━━━━━ DATA

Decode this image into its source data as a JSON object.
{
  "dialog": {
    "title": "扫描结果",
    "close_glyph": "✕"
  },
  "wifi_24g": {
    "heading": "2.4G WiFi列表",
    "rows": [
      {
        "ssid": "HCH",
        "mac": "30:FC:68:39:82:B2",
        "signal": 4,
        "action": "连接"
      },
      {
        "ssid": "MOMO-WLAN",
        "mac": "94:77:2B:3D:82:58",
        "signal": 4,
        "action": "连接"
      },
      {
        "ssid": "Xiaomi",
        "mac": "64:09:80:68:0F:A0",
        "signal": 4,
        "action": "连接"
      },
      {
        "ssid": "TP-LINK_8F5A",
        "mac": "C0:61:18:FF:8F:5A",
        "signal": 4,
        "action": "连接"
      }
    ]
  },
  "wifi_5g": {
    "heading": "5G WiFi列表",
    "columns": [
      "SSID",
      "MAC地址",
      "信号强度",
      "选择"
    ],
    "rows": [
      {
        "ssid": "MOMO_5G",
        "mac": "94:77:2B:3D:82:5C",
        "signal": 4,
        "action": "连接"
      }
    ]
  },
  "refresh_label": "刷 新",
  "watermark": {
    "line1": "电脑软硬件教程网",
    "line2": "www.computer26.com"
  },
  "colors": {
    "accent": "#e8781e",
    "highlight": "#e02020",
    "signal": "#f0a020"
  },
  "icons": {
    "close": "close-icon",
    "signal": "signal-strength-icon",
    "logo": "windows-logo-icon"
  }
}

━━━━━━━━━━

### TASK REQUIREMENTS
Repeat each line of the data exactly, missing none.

### SOLUTION TO THIS TASK
Decode this image into its source data as a JSON object.
{
  "dialog": {
    "title": "扫描结果",
    "close_glyph": "✕"
  },
  "wifi_24g": {
    "heading": "2.4G WiFi列表",
    "rows": [
      {
        "ssid": "HCH",
        "mac": "30:FC:68:39:82:B2",
        "signal": 4,
        "action": "连接"
      },
      {
        "ssid": "MOMO-WLAN",
        "mac": "94:77:2B:3D:82:58",
        "signal": 4,
        "action": "连接"
      },
      {
        "ssid": "Xiaomi",
        "mac": "64:09:80:68:0F:A0",
        "signal": 4,
        "action": "连接"
      },
      {
        "ssid": "TP-LINK_8F5A",
        "mac": "C0:61:18:FF:8F:5A",
        "signal": 4,
        "action": "连接"
      }
    ]
  },
  "wifi_5g": {
    "heading": "5G WiFi列表",
    "columns": [
      "SSID",
      "MAC地址",
      "信号强度",
      "选择"
    ],
    "rows": [
      {
        "ssid": "MOMO_5G",
        "mac": "94:77:2B:3D:82:5C",
        "signal": 4,
        "action": "连接"
      }
    ]
  },
  "refresh_label": "刷 新",
  "watermark": {
    "line1": "电脑软硬件教程网",
    "line2": "www.computer26.com"
  },
  "colors": {
    "accent": "#e8781e",
    "highlight": "#e02020",
    "signal": "#f0a020"
  },
  "icons": {
    "close": "close-icon",
    "signal": "signal-strength-icon",
    "logo": "windows-logo-icon"
  }
}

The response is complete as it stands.